The guidelines recommend children aged five to 12 accumulate at least 60 minutes of moderate- to vigorous-intensity physical activity each day and include activities that strengthen the muscles and bones three days per week.
“We’re not suggesting that young children go out and start lifting weights,” said Alfred Deakin Professor at Deakin University Jo Salmon, who co-authored the scientific review and recommendations for children.
“Strength training activities include running, jumping, skipping, sports like netball or basketball - anything that involves being on your feet and running around. Even hanging from the monkey bars, you’re holding their own body weight,” she said.
“This is based on evidence around strength training for optimising bone health for kids - that’s really going to see them have much less chance of developing osteoporosis in adulthood. Childhood is really a key period for laying down healthy bones.”
The guidelines also emphasise the importance of reducing the time children spend sitting.
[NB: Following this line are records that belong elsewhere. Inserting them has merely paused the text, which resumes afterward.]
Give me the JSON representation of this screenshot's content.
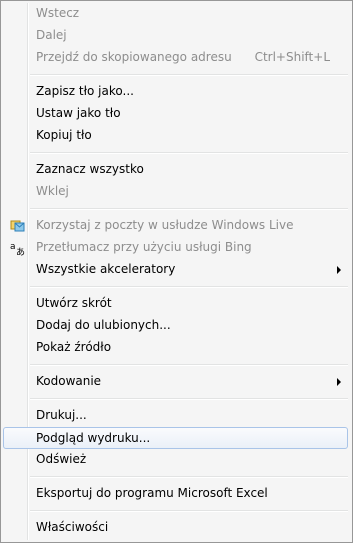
{
  "menu": {
    "back": "Wstecz",
    "forward": "Dalej",
    "goto_copied": "Przejdź do skopiowanego adresu",
    "goto_copied_shortcut": "Ctrl+Shift+L",
    "save_background": "Zapisz tło jako...",
    "set_background": "Ustaw jako tło",
    "copy_background": "Kopiuj tło",
    "select_all": "Zaznacz wszystko",
    "paste": "Wklej",
    "windows_live_mail": "Korzystaj z poczty w usłudze Windows Live",
    "bing_translate": "Przetłumacz przy użyciu usługi Bing",
    "all_accelerators": "Wszystkie akceleratory",
    "create_shortcut": "Utwórz skrót",
    "add_favorites": "Dodaj do ulubionych...",
    "view_source": "Pokaż źródło",
    "encoding": "Kodowanie",
    "print": "Drukuj...",
    "print_preview": "Podgląd wydruku...",
    "refresh": "Odśwież",
    "export_excel": "Eksportuj do programu Microsoft Excel",
    "properties": "Właściwości"
  },
  "colors": {
    "disabled_text": "#8d8d8d",
    "highlight_border": "#a9c4e8",
    "menu_background": "#f5f5f5"
  },
  "icons": {
    "windows_live_mail": "mail-icon",
    "bing_translate": "translate-icon"
  }
}
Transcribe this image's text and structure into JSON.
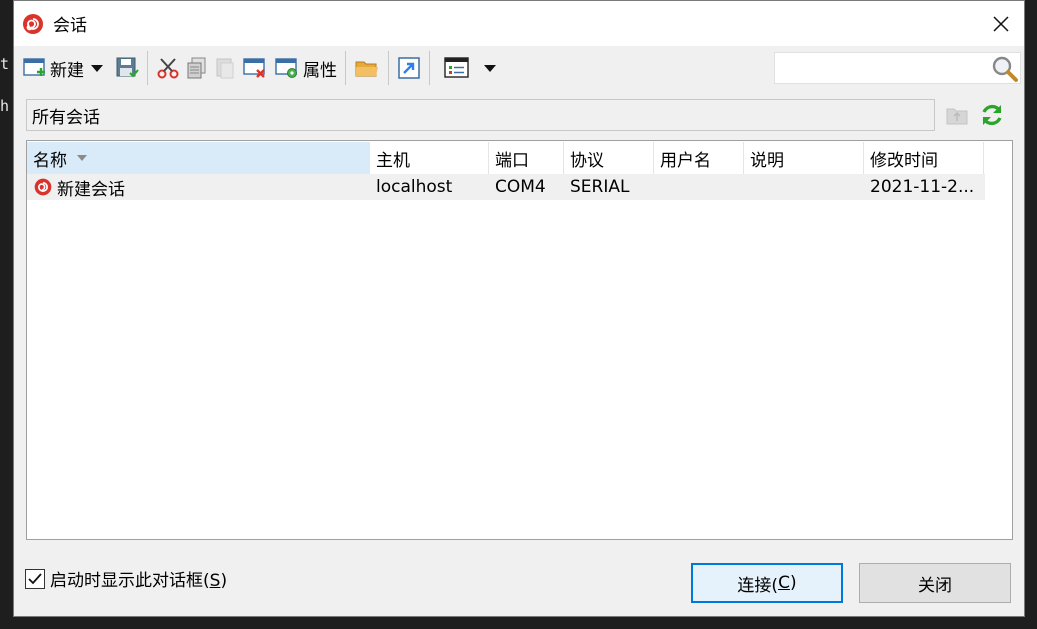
{
  "background": {
    "line1": "t",
    "line2": "h"
  },
  "window": {
    "title": "会话"
  },
  "toolbar": {
    "new_label": "新建",
    "properties_label": "属性"
  },
  "search": {
    "placeholder": ""
  },
  "path": {
    "current": "所有会话"
  },
  "table": {
    "columns": [
      "名称",
      "主机",
      "端口",
      "协议",
      "用户名",
      "说明",
      "修改时间"
    ],
    "rows": [
      {
        "name": "新建会话",
        "host": "localhost",
        "port": "COM4",
        "protocol": "SERIAL",
        "user": "",
        "desc": "",
        "modified": "2021-11-2..."
      }
    ]
  },
  "footer": {
    "show_on_startup_label": "启动时显示此对话框(",
    "show_on_startup_key": "S",
    "show_on_startup_tail": ")",
    "show_on_startup_checked": true,
    "connect_label": "连接(",
    "connect_key": "C",
    "connect_tail": ")",
    "close_label": "关闭"
  },
  "colors": {
    "accent": "#0078d7",
    "selection": "#d9ebf9",
    "refresh_green": "#2aa52a",
    "brand_red": "#d9342b"
  }
}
And it’s not just to promote physical health, Professor Salmon said, emerging evidence shows prolonged sitting affects cognitive development and educational outcomes.
Teachers can play a part by delivering standing lessons, she said, by delivering standing lessons, getting children up during class, giving active homework and encouraging students to complete their homework while standing.
“The other major part of sitting for a lot kids and adolescents is sitting in a car. So if you can promote active transport and even public transport and walking to school, you’re going to reduce the sitting time in transit,” Professor Salmon said.
This article was originally published on The Conversation. Read the original article.